(DATA SECTION begins)
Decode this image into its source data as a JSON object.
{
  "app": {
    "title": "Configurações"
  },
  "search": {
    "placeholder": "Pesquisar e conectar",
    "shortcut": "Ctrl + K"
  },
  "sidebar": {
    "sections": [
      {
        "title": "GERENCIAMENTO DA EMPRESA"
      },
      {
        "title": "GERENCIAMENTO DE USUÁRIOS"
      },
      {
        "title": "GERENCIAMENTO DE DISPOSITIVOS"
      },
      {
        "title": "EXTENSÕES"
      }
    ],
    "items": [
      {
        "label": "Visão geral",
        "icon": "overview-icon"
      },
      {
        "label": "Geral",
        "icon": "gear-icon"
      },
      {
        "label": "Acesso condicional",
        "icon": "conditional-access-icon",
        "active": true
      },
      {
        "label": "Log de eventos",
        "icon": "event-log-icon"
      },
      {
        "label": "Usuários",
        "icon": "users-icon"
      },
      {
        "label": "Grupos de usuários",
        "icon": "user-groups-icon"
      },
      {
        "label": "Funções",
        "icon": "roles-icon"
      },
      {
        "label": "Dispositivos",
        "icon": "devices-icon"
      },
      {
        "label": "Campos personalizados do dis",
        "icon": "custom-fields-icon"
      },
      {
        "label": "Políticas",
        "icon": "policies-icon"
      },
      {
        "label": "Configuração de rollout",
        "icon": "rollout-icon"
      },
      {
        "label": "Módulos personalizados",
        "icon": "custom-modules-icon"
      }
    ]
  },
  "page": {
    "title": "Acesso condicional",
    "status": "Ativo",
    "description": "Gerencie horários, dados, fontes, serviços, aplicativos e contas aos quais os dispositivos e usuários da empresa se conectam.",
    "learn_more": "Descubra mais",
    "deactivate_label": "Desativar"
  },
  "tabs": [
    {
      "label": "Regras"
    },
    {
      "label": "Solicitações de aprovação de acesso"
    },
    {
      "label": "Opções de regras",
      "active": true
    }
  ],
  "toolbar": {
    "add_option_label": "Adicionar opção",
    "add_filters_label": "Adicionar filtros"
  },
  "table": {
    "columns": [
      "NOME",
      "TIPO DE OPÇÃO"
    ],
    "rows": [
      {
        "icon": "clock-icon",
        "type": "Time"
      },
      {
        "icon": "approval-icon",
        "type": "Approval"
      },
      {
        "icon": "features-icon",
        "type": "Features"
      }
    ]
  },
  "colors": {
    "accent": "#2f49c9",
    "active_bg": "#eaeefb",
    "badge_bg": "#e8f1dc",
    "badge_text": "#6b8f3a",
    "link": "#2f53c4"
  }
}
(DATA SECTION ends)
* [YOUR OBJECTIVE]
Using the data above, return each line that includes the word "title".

* [SOLUTION FOR THIS EXERCISE]
    "title": "Configurações"
        "title": "GERENCIAMENTO DA EMPRESA"
        "title": "GERENCIAMENTO DE USUÁRIOS"
        "title": "GERENCIAMENTO DE DISPOSITIVOS"
        "title": "EXTENSÕES"
    "title": "Acesso condicional",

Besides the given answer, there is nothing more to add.